* _About this exercise_
In the data that follows, find each line containing "https" and copy it.

* _Extracted records_
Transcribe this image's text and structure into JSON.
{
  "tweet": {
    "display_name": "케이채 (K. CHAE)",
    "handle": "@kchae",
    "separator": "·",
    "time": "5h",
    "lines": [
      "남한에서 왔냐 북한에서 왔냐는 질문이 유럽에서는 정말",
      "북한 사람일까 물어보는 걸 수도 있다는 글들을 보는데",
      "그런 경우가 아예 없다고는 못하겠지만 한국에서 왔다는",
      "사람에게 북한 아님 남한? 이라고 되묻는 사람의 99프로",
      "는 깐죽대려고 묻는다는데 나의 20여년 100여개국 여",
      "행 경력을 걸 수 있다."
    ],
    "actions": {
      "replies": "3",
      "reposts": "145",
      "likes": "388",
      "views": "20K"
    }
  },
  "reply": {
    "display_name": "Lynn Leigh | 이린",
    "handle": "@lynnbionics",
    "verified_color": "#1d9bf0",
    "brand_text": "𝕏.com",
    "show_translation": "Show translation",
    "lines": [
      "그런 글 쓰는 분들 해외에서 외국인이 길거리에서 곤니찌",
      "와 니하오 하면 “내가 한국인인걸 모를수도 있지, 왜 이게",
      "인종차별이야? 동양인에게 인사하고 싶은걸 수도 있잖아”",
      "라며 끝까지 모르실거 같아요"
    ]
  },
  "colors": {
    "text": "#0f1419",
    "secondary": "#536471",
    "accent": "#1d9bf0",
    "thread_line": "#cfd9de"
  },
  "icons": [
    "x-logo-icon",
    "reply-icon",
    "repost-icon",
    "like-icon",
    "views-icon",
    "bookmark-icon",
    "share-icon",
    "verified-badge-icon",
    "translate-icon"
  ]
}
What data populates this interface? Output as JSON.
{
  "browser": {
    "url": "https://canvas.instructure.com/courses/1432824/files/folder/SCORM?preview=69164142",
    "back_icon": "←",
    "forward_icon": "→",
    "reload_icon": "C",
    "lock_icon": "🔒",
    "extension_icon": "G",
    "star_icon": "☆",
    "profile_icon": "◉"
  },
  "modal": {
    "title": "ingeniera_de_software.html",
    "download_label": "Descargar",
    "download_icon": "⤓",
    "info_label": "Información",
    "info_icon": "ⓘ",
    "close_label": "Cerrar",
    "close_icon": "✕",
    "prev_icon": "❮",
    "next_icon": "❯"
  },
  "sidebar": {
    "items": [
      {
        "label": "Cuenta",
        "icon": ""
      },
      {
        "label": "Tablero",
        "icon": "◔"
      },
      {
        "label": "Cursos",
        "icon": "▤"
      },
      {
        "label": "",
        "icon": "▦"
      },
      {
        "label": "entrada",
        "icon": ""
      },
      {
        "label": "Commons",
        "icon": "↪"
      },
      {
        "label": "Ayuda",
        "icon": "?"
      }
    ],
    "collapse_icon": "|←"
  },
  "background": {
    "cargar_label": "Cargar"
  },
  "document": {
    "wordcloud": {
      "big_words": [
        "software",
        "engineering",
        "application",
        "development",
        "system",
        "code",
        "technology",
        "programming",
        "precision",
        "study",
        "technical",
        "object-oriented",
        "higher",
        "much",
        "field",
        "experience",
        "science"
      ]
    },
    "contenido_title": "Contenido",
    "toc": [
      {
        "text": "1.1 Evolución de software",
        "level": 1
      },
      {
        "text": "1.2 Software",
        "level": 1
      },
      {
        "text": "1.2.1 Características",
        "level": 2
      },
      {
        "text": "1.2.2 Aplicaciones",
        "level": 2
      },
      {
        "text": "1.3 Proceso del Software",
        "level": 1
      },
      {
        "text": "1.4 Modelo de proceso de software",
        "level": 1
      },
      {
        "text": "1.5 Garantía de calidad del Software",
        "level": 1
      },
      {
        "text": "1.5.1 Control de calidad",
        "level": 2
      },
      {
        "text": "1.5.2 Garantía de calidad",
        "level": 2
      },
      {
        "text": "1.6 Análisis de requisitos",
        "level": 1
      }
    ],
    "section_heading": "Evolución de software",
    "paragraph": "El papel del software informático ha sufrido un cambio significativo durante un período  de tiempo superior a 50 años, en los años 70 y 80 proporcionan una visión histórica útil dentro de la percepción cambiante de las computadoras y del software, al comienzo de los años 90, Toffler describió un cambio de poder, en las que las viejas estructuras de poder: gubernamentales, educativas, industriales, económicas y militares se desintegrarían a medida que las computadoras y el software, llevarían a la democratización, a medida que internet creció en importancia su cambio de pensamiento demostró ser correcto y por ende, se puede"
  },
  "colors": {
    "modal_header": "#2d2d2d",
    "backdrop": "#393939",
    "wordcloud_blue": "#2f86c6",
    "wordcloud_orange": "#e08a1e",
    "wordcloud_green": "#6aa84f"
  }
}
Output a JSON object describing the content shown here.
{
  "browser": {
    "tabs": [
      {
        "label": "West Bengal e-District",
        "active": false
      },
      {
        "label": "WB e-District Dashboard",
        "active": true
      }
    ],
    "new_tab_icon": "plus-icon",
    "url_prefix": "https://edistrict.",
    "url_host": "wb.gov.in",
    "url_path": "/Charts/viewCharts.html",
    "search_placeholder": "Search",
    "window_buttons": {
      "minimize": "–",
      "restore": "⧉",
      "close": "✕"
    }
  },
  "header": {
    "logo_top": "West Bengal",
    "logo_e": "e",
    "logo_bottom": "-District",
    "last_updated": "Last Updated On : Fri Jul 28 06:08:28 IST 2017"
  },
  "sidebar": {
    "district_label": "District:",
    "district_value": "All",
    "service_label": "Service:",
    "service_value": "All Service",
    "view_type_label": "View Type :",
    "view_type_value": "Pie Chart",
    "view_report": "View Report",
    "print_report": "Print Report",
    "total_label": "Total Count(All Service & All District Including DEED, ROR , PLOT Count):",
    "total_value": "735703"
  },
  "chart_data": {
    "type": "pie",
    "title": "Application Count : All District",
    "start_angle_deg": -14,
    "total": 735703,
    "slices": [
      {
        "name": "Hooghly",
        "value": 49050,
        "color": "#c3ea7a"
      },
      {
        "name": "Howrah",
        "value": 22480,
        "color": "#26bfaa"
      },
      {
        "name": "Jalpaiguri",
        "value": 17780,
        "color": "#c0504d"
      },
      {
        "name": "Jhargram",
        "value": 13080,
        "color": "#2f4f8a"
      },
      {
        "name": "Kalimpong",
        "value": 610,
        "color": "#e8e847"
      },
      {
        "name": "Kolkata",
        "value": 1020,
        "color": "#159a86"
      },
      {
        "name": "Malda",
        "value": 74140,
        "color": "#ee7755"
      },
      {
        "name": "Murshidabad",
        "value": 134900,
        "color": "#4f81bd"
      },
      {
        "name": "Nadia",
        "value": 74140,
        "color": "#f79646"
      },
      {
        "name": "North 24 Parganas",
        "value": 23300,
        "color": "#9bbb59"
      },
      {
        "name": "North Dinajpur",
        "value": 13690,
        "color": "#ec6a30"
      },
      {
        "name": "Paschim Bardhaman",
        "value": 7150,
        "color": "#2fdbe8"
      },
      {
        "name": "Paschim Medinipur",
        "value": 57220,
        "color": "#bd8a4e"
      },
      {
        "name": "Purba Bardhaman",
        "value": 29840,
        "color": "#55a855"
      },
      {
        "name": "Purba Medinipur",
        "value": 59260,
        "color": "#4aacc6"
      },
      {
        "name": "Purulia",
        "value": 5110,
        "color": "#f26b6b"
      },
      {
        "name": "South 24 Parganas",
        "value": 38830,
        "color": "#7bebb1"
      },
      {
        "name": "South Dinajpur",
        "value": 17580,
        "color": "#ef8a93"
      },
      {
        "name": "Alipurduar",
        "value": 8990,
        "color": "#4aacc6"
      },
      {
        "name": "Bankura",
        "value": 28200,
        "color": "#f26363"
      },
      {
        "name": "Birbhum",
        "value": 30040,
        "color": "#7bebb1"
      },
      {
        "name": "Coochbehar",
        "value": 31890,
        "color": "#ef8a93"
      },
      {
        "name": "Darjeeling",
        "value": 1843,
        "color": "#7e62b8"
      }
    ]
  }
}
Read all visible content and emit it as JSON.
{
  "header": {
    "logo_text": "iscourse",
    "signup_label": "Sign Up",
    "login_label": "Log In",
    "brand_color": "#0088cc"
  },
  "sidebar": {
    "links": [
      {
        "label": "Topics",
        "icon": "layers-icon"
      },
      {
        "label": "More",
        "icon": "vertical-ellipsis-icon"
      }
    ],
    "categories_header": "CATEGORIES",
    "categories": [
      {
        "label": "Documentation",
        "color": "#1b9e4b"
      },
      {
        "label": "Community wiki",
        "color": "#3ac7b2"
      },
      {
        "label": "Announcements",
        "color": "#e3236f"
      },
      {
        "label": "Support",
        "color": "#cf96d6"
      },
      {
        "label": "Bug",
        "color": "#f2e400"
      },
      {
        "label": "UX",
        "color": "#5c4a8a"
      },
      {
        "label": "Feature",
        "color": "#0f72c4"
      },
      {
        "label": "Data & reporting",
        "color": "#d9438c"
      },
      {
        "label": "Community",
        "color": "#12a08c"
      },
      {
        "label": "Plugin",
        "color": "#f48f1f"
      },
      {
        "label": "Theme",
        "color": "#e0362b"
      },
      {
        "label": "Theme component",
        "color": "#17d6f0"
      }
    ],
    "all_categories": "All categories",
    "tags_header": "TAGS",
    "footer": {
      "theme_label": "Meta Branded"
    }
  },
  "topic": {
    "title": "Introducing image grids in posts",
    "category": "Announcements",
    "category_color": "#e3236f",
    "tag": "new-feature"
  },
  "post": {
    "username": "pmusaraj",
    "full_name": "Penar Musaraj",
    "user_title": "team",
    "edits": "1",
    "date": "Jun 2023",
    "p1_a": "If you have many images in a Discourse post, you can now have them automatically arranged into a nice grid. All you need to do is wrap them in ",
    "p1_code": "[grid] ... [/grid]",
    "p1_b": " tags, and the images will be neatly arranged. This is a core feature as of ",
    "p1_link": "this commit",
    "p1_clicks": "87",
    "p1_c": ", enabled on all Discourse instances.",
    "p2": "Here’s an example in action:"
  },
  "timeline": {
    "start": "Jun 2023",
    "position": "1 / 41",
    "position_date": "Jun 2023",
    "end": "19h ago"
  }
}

* _Answer space_
    "url": "https://canvas.instructure.com/courses/1432824/files/folder/SCORM?preview=69164142",
    "url_prefix": "https://edistrict.",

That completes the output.